India's Chandrayaan-2 orbiter has discovered that “key elements” are present in the moon’s soil, less than a month after the Vikram rover crash landed on the lunar surface, the Indian Space Research Organisation (Isro) said on Friday.
Circling 100km above, scientific instruments on board the orbiter were able to detect charged sodium, calcium, aluminium, silicon, titanium and iron particles on the lunar surface.
The orbiter had to wait for a solar flare to illuminate the lunar surface before measuring secondary x-ray emissions, which revealed the presence of the element.
“While this kind of ‘flash photography’ requires one to wait for the Sun to be active, [the instruments] in their first few days of observation could detect charged particles and their intensity variations during its first passage through the geotail during September,” NDTV quoted the space agency as saying.
The Vikram lander, named after Isro’s founder, crash landed near the Moon’s southern pole on September 6. The mission was to be the first time India had soft landed on another world.
A Bollywood film was released to coincide with the landing, children took the day off of school, and Prime Minister Narendra Modhi himself was at the Isro Centre in Bengaluru to watch the landing with 60 students from across the country.
Isro Chairman K Sivan told the nation of a billion-plus that that the Chandrayaan-2 mission was still “98 per cent successful” after it became clear that the space agency would not be able to establish communication with the lander.
The project was developed in two parts — science and technology demonstration. We achieved total success in the science objective, while in the technology demonstration, the success percentage was almost total,” the New Indian Express quoted Sivan as saying.
Isro also made public images of the lunar surface from the moment Vikram crash landed.
High resolution cameras attached to the orbiter snapped photographs of a crater named after German astronomer Palon H Ludwig von Boguslawsky.

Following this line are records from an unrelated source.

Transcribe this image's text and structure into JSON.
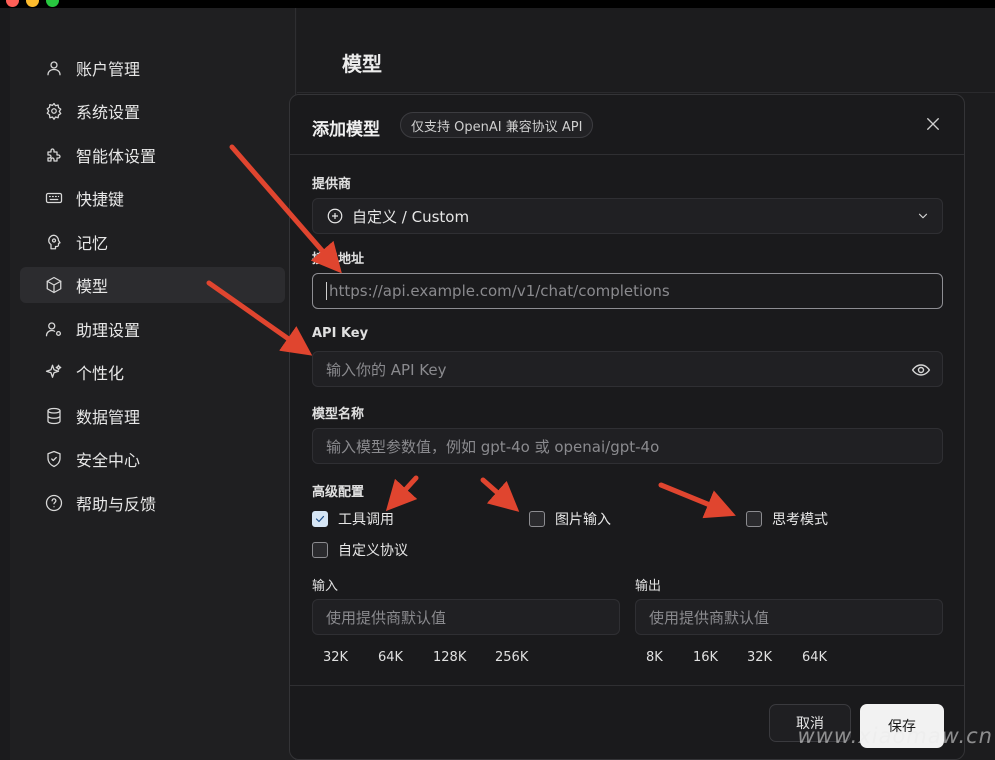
{
  "sidebar": {
    "items": [
      {
        "label": "账户管理",
        "icon": "user-icon"
      },
      {
        "label": "系统设置",
        "icon": "gear-icon"
      },
      {
        "label": "智能体设置",
        "icon": "puzzle-icon"
      },
      {
        "label": "快捷键",
        "icon": "keyboard-icon"
      },
      {
        "label": "记忆",
        "icon": "brain-icon"
      },
      {
        "label": "模型",
        "icon": "cube-icon"
      },
      {
        "label": "助理设置",
        "icon": "user-gear-icon"
      },
      {
        "label": "个性化",
        "icon": "sparkles-icon"
      },
      {
        "label": "数据管理",
        "icon": "database-icon"
      },
      {
        "label": "安全中心",
        "icon": "shield-icon"
      },
      {
        "label": "帮助与反馈",
        "icon": "help-icon"
      }
    ],
    "active_index": 5
  },
  "main": {
    "title": "模型"
  },
  "modal": {
    "title": "添加模型",
    "badge": "仅支持 OpenAI 兼容协议 API",
    "provider": {
      "label": "提供商",
      "value": "自定义 / Custom"
    },
    "endpoint": {
      "label": "接口地址",
      "placeholder": "https://api.example.com/v1/chat/completions"
    },
    "api_key": {
      "label": "API Key",
      "placeholder": "输入你的 API Key"
    },
    "model_name": {
      "label": "模型名称",
      "placeholder": "输入模型参数值，例如 gpt-4o 或 openai/gpt-4o"
    },
    "advanced": {
      "label": "高级配置",
      "options": [
        {
          "label": "工具调用",
          "checked": true
        },
        {
          "label": "图片输入",
          "checked": false
        },
        {
          "label": "思考模式",
          "checked": false
        },
        {
          "label": "自定义协议",
          "checked": false
        }
      ]
    },
    "input": {
      "label": "输入",
      "placeholder": "使用提供商默认值",
      "presets": [
        "32K",
        "64K",
        "128K",
        "256K"
      ]
    },
    "output": {
      "label": "输出",
      "placeholder": "使用提供商默认值",
      "presets": [
        "8K",
        "16K",
        "32K",
        "64K"
      ]
    },
    "cancel_label": "取消",
    "save_label": "保存"
  },
  "colors": {
    "annotation_arrow": "#e0452f",
    "checkbox_checked": "#d6e6f5"
  },
  "watermark": "www.xiaomaw.cn"
}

Boguslawski is best known for the discovery of a comet which bears his name and for contributing calculations which helped predict the path of Halley’s Comet.